**Work required**
The number of lines below that contain the word "time" is all that the answer should hold.

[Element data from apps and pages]
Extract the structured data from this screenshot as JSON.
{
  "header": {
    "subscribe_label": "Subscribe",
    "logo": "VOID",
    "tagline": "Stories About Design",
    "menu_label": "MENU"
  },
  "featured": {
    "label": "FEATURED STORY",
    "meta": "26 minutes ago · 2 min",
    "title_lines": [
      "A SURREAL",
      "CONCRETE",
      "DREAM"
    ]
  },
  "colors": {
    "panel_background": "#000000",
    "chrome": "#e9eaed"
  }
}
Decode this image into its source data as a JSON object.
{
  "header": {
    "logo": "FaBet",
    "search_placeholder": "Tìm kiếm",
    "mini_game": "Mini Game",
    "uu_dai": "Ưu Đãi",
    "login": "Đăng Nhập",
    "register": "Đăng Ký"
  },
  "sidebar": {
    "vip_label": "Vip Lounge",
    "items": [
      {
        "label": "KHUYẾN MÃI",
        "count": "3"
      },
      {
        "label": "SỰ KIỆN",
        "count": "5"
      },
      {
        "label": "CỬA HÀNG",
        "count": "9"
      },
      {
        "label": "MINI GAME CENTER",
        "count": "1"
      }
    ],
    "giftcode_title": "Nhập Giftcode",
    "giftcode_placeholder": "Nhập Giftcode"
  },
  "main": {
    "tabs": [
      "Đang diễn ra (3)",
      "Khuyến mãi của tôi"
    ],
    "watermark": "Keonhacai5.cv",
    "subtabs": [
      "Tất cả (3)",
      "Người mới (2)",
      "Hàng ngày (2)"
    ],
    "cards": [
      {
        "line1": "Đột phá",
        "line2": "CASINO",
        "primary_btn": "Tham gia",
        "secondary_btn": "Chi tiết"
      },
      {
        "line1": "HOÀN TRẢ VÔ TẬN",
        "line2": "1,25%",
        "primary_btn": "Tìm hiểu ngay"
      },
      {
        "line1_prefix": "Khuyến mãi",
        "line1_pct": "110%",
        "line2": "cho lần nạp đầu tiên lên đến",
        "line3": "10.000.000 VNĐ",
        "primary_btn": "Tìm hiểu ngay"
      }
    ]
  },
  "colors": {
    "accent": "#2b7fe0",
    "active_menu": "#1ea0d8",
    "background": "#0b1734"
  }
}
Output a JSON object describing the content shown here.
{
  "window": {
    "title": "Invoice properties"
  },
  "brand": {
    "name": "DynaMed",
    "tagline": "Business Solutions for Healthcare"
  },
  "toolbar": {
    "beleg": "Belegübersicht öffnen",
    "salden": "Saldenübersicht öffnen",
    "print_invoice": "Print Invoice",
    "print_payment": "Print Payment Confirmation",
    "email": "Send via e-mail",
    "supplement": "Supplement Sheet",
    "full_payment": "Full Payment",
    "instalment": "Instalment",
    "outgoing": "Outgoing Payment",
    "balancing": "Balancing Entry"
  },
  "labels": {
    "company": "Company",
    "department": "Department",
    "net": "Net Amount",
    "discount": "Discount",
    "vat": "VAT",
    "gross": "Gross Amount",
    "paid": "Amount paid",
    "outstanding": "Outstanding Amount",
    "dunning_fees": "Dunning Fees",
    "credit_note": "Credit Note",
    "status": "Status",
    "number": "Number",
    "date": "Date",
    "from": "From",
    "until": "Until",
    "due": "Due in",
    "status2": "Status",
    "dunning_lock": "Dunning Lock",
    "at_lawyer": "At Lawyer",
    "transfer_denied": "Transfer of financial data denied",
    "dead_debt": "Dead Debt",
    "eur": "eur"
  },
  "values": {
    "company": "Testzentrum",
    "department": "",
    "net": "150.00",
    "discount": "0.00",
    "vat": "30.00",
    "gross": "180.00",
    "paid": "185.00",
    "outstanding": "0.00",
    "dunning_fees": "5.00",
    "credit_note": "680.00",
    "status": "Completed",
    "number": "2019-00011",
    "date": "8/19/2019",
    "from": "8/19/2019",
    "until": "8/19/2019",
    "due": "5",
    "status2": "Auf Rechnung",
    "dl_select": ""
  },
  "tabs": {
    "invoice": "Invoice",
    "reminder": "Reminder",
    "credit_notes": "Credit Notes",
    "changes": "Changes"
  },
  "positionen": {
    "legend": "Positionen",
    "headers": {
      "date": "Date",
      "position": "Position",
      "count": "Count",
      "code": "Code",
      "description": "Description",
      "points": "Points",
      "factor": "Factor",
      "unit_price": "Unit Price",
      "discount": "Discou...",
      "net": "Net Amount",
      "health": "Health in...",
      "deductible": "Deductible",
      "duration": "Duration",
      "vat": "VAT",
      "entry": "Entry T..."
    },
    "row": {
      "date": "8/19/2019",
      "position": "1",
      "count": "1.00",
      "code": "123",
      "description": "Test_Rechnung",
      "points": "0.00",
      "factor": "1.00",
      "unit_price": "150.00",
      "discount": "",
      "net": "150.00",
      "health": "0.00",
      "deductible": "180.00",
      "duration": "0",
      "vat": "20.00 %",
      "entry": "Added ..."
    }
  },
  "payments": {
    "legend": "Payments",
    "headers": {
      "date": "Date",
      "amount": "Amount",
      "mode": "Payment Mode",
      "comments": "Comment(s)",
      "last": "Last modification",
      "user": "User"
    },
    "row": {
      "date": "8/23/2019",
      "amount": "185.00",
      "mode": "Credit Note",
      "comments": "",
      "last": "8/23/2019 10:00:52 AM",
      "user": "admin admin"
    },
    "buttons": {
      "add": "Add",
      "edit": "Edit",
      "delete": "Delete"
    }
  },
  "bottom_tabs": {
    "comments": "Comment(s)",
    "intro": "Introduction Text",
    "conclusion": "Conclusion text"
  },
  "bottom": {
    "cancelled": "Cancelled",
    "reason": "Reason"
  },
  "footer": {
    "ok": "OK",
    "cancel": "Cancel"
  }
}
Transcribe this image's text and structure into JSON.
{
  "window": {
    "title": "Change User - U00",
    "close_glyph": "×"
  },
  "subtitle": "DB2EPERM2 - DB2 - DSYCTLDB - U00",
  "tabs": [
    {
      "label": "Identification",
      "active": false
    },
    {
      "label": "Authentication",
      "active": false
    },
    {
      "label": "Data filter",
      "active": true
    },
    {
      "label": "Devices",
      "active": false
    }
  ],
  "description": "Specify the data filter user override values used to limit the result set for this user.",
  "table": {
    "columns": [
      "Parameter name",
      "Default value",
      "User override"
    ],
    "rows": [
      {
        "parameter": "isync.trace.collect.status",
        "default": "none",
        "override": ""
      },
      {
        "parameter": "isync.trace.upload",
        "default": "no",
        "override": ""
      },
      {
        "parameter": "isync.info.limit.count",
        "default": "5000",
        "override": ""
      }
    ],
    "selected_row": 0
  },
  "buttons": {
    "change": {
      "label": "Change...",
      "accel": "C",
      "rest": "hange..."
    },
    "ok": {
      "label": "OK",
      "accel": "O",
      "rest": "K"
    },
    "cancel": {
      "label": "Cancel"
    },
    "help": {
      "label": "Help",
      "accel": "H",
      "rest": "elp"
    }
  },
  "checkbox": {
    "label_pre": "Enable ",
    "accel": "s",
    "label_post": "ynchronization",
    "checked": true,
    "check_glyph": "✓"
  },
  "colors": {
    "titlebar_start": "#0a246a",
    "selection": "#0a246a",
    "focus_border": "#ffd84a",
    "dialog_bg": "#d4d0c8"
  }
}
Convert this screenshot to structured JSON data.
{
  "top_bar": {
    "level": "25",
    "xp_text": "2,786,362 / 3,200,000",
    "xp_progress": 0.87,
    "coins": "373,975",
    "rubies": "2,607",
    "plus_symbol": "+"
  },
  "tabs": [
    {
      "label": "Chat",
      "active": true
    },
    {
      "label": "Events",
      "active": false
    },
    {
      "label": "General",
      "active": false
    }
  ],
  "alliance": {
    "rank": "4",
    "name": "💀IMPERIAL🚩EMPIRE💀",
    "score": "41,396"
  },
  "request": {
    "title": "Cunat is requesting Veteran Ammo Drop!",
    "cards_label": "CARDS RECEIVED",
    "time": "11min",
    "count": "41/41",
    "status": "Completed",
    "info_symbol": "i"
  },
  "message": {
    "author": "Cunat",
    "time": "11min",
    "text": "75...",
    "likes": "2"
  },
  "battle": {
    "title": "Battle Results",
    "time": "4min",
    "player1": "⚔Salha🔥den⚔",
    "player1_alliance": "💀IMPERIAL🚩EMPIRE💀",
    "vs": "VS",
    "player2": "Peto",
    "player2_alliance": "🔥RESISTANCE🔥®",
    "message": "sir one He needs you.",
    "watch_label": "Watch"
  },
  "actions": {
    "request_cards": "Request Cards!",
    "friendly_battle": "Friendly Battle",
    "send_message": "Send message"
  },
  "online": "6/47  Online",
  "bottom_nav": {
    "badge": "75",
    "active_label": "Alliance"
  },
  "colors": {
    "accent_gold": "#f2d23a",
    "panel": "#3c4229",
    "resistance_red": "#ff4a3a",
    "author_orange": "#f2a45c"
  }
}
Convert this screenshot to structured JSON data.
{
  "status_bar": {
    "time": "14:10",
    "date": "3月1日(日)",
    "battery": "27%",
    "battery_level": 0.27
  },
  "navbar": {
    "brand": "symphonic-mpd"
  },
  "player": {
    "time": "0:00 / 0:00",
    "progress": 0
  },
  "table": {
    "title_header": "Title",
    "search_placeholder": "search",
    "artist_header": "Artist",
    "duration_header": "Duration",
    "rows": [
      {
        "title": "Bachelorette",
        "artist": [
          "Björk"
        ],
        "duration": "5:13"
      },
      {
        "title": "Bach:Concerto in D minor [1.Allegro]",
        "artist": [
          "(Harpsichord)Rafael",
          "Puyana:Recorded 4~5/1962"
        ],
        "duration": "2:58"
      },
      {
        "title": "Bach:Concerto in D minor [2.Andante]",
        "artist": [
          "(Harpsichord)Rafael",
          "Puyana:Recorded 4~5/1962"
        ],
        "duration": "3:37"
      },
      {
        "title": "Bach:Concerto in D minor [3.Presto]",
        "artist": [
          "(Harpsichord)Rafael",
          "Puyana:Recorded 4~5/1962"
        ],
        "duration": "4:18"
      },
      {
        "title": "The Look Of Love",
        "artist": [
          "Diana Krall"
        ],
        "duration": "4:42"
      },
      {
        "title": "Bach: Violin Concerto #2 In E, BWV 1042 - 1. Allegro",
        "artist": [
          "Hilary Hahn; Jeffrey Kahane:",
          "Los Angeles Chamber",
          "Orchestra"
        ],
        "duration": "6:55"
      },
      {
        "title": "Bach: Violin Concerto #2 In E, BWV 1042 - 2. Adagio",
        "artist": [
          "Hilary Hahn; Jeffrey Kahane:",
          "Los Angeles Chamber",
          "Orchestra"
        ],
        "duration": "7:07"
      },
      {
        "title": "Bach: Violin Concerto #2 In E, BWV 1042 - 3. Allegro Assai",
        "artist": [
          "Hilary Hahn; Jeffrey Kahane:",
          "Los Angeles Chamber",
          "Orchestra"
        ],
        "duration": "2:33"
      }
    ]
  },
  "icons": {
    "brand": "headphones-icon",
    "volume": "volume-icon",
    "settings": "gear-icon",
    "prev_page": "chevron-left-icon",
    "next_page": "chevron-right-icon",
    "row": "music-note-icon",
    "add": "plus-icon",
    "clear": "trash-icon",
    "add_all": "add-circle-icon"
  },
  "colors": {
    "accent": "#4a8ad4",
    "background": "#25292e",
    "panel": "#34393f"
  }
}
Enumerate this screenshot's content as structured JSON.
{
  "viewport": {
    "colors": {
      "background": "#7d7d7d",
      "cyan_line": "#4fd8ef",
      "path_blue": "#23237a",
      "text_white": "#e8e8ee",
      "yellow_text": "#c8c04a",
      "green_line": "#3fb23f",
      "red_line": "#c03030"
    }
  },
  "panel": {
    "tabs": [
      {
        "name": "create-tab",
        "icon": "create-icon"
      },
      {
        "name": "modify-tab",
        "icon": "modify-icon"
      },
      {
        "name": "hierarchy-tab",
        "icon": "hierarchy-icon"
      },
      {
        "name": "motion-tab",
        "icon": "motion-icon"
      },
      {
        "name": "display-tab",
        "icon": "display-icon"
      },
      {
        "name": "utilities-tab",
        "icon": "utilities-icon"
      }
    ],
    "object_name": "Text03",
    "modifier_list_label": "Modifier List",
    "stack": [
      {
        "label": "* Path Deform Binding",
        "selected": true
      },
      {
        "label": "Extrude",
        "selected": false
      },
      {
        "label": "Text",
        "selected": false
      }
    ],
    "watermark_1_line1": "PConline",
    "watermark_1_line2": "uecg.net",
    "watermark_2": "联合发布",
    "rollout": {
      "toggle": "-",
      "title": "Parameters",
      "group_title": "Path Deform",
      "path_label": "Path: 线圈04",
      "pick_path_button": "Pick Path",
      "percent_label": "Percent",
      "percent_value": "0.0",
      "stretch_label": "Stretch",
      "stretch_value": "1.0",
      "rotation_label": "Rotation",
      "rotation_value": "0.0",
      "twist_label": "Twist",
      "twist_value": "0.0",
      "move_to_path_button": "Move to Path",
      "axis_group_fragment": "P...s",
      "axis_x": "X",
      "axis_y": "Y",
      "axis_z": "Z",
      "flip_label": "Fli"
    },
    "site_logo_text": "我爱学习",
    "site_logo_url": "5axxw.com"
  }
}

**Written reply**
5